● Action item:
Pick out every line of the entries below where "bottle" occurs, and copy those lines.

[Records from a dataset]
Start of Block
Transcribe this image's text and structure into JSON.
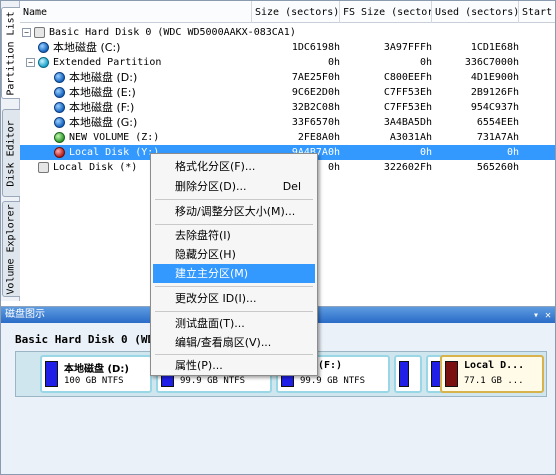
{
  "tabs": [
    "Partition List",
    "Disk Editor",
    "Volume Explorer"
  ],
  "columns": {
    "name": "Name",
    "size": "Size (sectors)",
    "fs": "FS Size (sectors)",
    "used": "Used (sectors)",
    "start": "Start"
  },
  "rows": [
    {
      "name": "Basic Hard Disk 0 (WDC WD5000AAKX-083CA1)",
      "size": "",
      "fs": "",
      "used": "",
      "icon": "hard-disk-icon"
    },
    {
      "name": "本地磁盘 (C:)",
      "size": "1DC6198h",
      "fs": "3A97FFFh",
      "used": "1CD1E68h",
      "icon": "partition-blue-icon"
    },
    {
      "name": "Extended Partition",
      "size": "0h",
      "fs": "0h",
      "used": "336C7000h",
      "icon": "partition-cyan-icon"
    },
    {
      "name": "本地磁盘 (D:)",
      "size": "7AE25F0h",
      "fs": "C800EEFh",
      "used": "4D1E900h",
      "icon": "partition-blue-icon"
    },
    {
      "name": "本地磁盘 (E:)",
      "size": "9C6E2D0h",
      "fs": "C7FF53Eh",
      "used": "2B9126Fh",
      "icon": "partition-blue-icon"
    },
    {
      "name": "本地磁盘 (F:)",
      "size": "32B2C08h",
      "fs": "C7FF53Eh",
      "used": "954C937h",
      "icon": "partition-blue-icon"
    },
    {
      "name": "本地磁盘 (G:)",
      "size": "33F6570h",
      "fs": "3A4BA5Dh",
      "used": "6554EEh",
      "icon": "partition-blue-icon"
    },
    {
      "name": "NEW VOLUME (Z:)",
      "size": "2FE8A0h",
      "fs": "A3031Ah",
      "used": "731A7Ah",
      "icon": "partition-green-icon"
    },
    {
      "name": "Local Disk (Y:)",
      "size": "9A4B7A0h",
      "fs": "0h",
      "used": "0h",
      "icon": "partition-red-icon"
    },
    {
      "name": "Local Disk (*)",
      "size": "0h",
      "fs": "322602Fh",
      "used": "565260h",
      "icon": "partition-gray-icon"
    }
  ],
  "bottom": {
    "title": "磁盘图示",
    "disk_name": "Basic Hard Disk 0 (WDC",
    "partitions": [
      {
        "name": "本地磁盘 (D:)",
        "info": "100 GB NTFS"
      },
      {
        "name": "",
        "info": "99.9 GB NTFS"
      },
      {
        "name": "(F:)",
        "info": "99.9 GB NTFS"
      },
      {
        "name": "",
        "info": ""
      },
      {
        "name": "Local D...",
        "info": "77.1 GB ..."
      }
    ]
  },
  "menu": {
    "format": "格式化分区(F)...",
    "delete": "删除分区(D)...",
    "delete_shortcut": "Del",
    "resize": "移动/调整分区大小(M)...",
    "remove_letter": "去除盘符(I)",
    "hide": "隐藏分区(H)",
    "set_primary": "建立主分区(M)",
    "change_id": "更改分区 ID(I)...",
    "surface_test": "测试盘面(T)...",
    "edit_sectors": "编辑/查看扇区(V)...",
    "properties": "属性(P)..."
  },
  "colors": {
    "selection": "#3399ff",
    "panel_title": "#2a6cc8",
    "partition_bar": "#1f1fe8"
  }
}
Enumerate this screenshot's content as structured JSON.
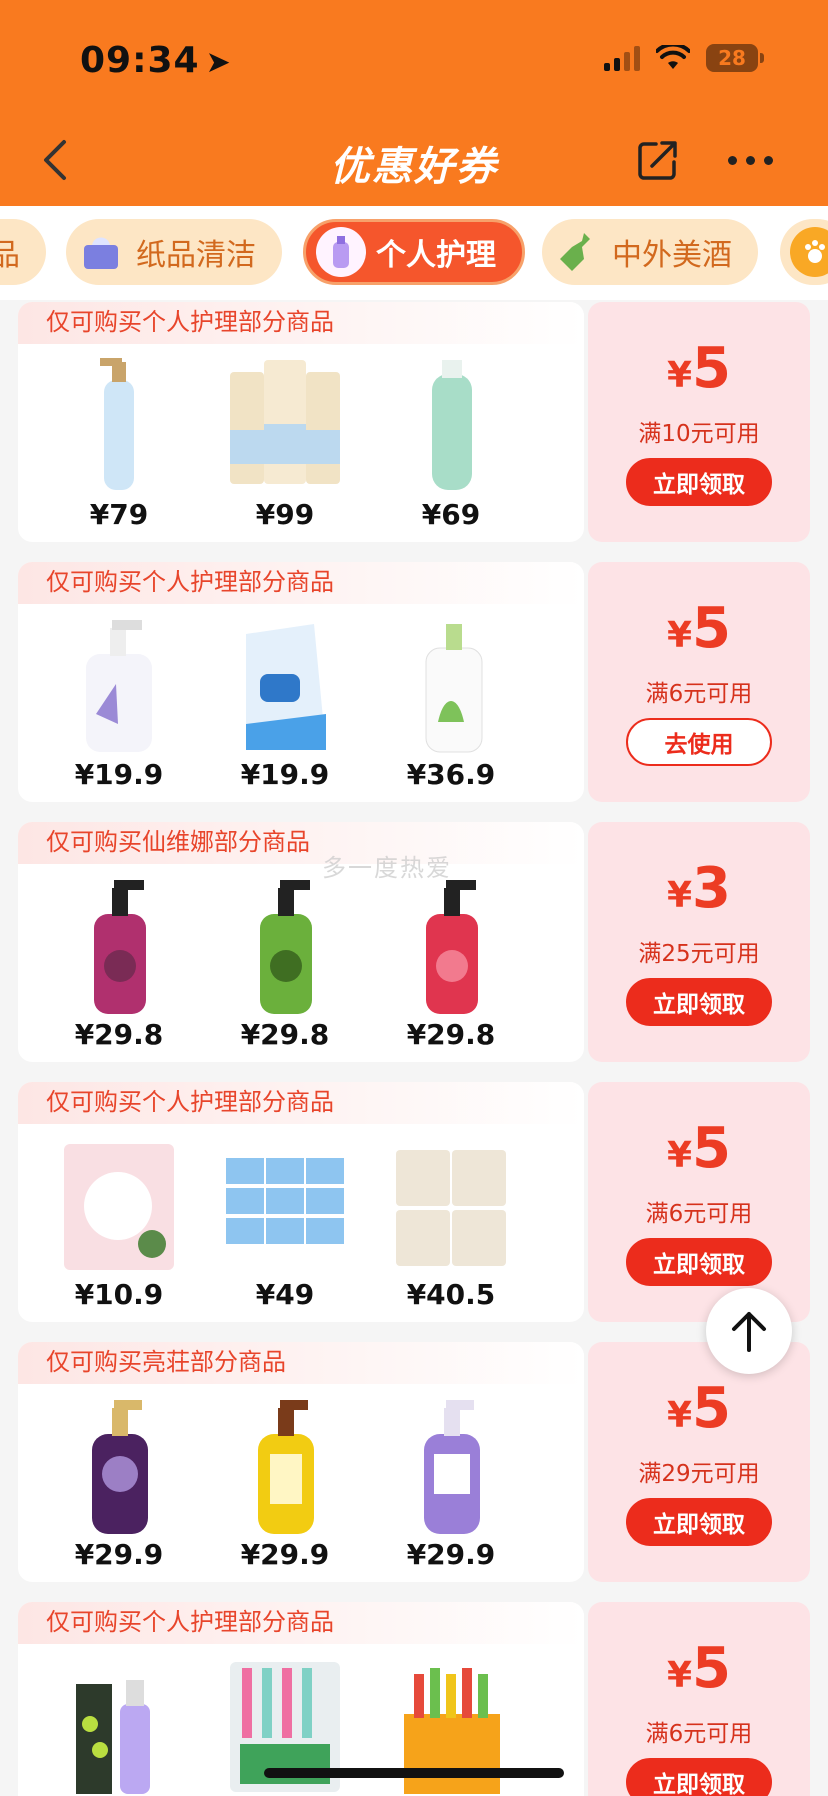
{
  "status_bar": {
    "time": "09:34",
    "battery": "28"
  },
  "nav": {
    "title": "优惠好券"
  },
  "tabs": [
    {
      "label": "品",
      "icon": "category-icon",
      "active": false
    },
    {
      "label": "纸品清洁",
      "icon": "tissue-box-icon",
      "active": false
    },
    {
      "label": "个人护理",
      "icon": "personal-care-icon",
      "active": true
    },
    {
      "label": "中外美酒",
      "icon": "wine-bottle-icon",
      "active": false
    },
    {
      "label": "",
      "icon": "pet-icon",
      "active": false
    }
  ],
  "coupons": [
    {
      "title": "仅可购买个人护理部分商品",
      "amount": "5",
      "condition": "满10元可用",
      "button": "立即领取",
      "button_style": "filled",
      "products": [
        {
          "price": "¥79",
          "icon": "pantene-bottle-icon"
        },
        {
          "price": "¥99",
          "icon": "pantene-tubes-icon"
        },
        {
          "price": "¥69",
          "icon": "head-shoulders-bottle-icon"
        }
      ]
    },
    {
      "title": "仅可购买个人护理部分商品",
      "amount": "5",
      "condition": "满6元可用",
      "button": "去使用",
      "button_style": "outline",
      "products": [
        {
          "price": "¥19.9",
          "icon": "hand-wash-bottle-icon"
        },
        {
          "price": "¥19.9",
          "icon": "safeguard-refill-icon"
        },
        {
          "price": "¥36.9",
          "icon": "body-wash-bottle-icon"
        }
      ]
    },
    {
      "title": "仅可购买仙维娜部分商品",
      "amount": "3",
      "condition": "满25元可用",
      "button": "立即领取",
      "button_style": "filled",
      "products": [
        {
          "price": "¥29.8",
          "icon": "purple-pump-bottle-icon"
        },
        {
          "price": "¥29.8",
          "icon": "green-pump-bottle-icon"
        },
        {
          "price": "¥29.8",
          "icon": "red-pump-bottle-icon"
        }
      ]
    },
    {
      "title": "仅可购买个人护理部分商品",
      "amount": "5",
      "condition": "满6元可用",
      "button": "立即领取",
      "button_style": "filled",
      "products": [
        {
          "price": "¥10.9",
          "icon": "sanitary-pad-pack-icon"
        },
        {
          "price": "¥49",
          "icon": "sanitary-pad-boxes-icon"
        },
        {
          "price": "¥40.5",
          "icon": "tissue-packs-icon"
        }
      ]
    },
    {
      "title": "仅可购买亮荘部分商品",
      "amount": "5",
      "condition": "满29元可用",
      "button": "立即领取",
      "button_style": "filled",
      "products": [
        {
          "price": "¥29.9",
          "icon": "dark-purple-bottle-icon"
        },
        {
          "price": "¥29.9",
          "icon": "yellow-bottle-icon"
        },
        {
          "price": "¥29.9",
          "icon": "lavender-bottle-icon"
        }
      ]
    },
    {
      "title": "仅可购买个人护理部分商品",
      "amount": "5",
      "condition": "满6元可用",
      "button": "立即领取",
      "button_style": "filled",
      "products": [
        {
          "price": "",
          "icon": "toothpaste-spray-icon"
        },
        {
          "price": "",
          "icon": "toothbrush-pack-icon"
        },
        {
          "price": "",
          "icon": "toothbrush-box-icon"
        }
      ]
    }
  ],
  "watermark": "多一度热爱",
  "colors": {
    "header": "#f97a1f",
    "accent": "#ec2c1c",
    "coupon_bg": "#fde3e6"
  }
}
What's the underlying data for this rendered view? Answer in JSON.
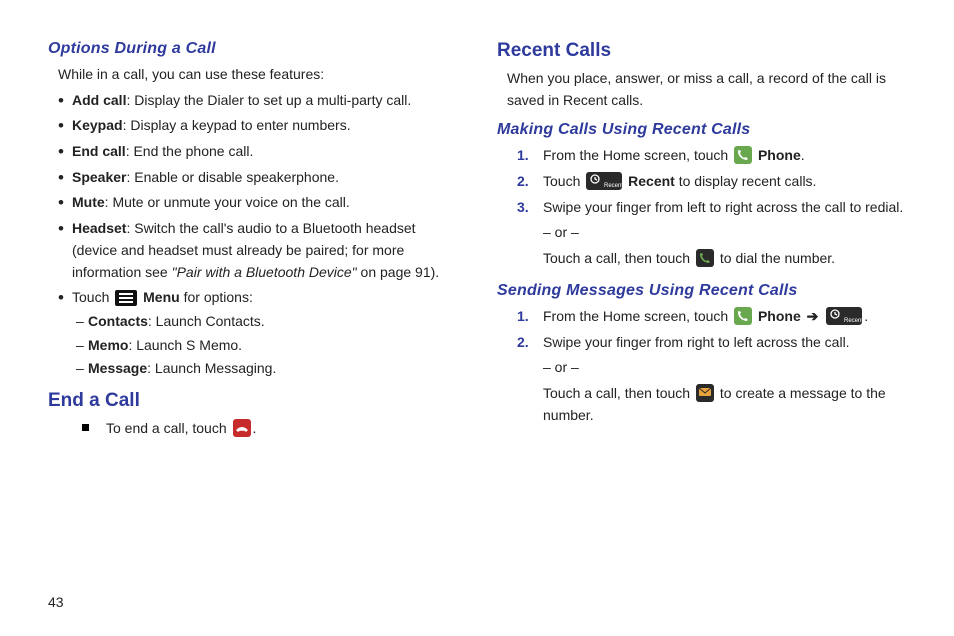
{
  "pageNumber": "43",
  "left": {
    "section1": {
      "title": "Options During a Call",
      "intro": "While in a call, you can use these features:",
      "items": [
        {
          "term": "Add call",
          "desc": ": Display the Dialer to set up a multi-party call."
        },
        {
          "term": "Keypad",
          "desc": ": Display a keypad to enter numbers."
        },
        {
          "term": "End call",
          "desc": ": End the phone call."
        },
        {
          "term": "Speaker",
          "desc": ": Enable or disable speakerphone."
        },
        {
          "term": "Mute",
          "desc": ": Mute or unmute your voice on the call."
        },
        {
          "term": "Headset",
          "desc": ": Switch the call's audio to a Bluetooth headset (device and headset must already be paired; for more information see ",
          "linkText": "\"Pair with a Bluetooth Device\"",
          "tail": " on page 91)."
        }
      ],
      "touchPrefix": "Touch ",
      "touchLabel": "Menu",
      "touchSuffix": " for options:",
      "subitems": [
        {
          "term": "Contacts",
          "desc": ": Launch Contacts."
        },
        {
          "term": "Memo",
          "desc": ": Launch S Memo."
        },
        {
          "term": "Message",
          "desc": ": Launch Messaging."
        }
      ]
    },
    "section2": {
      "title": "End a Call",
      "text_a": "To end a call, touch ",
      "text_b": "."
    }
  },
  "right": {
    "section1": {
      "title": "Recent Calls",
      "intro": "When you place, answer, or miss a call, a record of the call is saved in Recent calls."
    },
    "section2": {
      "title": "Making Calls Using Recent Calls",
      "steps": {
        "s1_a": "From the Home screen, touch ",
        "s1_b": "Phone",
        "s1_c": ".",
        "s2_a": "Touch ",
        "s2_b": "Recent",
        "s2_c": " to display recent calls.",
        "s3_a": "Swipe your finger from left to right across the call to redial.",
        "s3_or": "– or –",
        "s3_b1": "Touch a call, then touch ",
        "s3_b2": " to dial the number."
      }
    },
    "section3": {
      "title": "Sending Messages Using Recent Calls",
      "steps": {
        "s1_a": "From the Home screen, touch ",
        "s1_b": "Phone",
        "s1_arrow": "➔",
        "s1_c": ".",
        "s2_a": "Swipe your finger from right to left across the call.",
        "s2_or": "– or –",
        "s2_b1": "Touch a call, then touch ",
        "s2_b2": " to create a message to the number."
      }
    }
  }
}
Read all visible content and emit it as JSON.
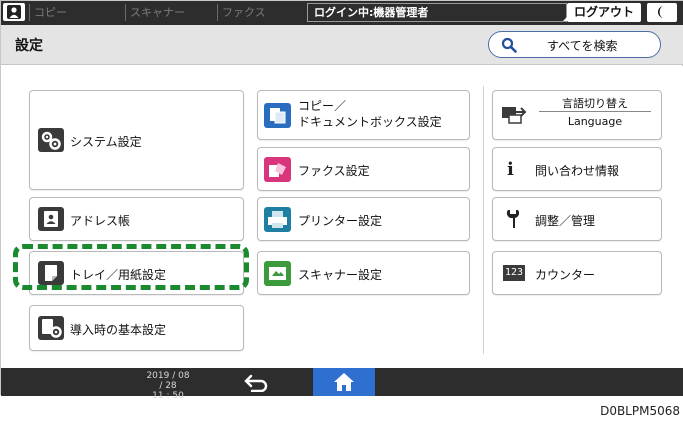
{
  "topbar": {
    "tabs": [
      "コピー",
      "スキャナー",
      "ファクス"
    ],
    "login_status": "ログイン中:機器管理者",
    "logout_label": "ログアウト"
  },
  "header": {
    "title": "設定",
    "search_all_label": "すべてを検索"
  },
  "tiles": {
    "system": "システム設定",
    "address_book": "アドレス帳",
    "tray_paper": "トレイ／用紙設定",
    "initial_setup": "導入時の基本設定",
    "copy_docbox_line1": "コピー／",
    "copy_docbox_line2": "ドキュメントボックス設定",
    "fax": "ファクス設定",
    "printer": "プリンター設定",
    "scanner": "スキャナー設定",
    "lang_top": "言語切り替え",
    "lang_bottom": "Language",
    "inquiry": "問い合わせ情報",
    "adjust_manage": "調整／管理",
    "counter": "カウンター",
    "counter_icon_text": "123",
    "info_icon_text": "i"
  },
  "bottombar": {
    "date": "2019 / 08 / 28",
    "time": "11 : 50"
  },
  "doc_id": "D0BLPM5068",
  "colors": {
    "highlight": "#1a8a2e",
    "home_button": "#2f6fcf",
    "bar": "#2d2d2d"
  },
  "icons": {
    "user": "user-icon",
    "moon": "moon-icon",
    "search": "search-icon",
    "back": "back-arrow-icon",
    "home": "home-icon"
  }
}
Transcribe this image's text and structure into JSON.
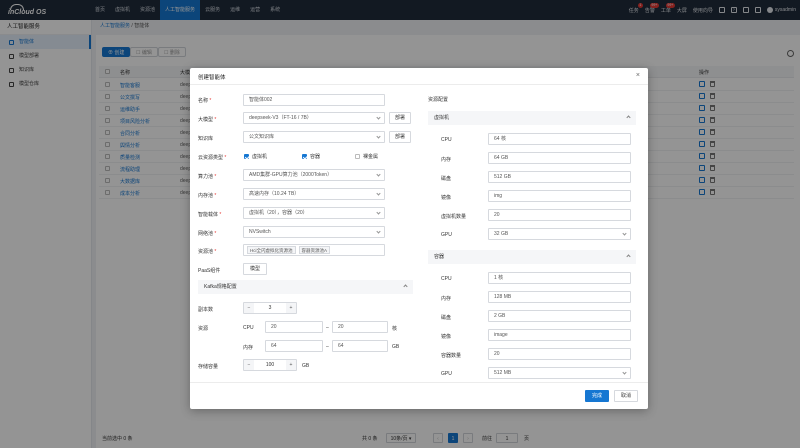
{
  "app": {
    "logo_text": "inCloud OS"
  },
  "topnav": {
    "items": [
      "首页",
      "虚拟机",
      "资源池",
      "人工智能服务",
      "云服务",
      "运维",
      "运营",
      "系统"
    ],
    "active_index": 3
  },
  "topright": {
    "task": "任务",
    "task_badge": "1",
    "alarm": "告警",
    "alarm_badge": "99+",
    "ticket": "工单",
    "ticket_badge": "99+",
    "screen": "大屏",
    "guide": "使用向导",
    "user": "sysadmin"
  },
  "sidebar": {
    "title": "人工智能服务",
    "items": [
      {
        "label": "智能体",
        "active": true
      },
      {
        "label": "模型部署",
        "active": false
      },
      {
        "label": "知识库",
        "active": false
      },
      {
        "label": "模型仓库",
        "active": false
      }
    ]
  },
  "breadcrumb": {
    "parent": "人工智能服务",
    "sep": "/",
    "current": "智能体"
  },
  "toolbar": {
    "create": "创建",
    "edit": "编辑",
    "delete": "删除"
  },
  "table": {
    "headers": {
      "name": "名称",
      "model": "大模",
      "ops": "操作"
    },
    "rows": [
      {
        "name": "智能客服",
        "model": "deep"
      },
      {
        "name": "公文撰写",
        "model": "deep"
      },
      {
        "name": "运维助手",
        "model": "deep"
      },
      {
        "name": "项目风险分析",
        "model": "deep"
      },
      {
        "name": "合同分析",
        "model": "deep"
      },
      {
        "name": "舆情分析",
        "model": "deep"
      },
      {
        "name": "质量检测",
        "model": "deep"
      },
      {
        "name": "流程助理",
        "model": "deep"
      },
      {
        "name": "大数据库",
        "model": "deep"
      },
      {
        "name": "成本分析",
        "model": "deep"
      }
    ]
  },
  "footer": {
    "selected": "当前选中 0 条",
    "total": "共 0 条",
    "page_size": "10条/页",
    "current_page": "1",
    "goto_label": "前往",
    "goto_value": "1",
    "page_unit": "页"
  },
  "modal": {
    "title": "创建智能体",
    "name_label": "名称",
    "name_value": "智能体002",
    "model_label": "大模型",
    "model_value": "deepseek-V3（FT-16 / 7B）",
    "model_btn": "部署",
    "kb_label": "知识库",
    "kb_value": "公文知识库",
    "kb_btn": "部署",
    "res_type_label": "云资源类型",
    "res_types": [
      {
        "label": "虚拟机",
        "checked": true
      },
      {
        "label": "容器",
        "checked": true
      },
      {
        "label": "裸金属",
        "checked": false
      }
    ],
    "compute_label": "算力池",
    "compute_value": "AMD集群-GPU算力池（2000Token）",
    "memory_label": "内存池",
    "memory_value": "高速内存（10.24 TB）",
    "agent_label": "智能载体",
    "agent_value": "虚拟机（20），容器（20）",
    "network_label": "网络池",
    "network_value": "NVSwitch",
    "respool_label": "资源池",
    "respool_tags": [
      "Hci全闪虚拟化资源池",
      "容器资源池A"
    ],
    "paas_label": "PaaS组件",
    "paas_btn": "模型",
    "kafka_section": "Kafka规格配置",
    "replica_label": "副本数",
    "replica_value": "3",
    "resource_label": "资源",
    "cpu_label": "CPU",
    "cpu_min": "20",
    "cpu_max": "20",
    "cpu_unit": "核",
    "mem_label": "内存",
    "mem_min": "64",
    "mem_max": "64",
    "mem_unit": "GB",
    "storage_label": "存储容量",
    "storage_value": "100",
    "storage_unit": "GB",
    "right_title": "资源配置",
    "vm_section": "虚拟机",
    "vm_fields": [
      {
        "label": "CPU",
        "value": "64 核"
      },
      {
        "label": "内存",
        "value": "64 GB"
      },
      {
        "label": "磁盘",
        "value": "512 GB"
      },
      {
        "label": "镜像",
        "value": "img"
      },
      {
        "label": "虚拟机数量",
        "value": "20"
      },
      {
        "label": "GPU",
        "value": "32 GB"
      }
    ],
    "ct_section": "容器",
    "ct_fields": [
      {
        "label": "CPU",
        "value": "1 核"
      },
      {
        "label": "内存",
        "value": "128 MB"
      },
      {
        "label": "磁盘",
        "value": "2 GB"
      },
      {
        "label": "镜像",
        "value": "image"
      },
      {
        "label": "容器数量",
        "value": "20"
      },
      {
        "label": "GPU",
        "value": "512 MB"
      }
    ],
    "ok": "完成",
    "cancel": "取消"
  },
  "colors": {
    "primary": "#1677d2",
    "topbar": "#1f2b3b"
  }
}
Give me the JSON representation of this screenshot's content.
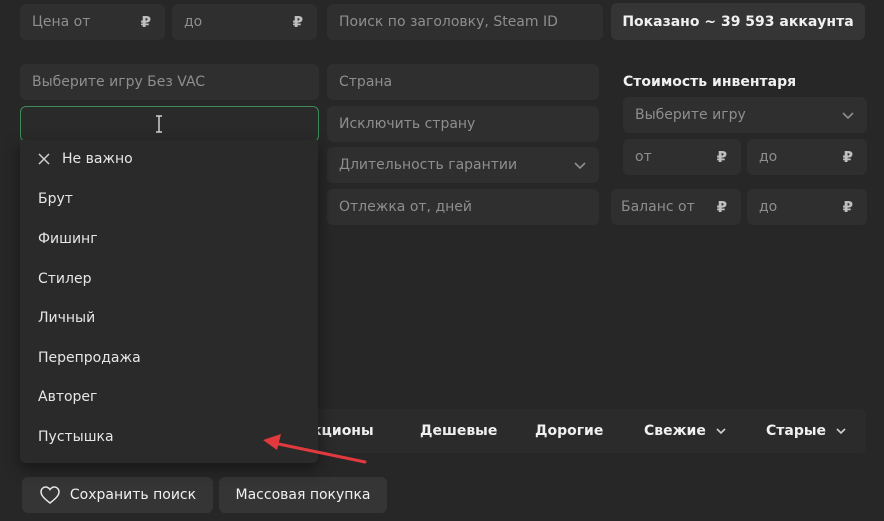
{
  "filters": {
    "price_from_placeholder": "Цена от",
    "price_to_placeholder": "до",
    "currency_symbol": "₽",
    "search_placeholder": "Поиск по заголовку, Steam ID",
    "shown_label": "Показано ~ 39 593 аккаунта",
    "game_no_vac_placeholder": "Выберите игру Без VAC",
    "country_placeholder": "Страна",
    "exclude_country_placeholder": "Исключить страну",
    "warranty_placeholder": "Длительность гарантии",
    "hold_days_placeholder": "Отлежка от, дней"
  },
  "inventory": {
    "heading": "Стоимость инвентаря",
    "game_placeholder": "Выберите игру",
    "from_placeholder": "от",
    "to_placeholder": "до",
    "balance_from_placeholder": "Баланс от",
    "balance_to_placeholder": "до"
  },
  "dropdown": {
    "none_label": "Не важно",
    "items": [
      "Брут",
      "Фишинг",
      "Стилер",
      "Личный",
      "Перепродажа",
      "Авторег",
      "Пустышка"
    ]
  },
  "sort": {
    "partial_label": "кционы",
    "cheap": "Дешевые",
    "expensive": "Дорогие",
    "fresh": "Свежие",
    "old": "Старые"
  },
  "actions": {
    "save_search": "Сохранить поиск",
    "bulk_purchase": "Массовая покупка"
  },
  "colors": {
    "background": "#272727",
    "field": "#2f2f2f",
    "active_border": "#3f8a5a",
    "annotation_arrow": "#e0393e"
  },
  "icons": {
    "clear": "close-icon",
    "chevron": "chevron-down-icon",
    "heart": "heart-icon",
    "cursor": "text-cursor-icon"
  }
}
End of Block
● Reply to the exercise:
      "icon": "wine-bottle-icon",
          "icon": "pantene-bottle-icon"
          "icon": "head-shoulders-bottle-icon"
          "icon": "hand-wash-bottle-icon"
          "icon": "body-wash-bottle-icon"
          "icon": "purple-pump-bottle-icon"
          "icon": "green-pump-bottle-icon"
          "icon": "red-pump-bottle-icon"
          "icon": "dark-purple-bottle-icon"
          "icon": "yellow-bottle-icon"
          "icon": "lavender-bottle-icon"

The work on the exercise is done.